PR: “No absolutely. It was just something… we had to do it right.”
You seem to have a lot of musician friends in the industry, I imagine those bonds can be essential.
PR: “Oh yeah.”
Fellow peers who can relate, share in the experience and spur each other on. Is there a sense of comradery to the industry, outside of the business element?
PR: “I think it’s just… you meet so many lovely people in music and you meet some not-so-lovely people—and music’s really hard, it’s really taxing on your mental health, it’s really hard financially. And I feel like, when you meet other like-minded people in music you just cling onto them… and you’re all just striving to do the same thing: write songs that mean something, make a career out of it. It’s easier to bond, I think, with other musicians because your heart’s already in the same place, do you know what I mean?”
Last October you posted a tweet with the caption: “Casually in the studio with @rhodesmusic.” Will we ever hear that song or music?
PR: “Ahh. You’ll have to find out.”
Charlotte, BSS: “Secrets.”
[In the room at this time we also have Nicky and Ben. Hearing the topic of conversation, other voices contribute filling the air with a reverberation of the word “secrets.”]
Charlotte, BSS: “Cool, well, I’ll look out for it.”
Finally, let’s bring it back to the present. Now you’re officially back on the scene, what’s the plan for the months/year ahead?
PR: “So, we are planning to release an album next year… we’re not quite sure when yet but it will be some point next year. We’ll release that, then tour it, and then hopefully continue making music. Yeah, can’t wait to arrange a headline tour. That’s gonna be great. Just really hone something special. It’s gonna be fab.”

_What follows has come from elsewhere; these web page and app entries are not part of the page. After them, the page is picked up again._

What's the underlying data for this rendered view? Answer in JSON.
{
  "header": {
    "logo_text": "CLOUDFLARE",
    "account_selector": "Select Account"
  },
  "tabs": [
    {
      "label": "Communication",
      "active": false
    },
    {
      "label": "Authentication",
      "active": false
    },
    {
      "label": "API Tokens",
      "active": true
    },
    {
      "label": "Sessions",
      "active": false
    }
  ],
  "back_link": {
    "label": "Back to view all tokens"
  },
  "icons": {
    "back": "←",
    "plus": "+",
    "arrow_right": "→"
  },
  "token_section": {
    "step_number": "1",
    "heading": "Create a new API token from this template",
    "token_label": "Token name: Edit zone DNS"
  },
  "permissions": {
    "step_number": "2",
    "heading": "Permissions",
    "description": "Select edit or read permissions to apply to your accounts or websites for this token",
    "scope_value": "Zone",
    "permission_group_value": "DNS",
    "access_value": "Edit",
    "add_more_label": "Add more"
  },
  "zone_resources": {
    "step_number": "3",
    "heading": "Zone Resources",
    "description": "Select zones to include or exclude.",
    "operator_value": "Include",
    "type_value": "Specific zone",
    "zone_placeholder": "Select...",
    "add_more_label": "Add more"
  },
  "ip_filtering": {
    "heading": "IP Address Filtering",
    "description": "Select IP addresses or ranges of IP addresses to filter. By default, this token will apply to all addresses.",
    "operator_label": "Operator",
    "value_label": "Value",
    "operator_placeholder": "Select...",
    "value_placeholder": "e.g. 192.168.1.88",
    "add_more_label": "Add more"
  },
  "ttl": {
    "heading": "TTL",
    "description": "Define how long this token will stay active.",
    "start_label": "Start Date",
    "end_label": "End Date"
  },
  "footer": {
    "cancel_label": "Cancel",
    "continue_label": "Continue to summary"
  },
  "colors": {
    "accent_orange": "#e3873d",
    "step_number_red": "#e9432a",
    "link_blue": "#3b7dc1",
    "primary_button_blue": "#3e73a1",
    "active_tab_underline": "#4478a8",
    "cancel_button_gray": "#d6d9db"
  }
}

Stereo Honey’s new single ‘You Are A Monster’ is out now on LAB records – available to Stream/Purchase here.